**Material provided**
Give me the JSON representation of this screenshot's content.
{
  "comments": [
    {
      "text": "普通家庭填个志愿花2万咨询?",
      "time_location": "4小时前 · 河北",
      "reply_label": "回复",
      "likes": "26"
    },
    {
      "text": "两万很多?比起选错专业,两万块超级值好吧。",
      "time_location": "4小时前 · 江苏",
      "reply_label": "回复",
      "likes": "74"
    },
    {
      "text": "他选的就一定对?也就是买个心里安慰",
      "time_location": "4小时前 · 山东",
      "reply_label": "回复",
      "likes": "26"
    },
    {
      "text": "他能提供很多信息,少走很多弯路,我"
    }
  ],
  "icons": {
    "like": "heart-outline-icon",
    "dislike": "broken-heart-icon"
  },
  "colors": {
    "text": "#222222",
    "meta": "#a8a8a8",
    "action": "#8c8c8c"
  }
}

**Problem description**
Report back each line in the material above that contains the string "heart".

**Solution to this task**
    "like": "heart-outline-icon",
    "dislike": "broken-heart-icon"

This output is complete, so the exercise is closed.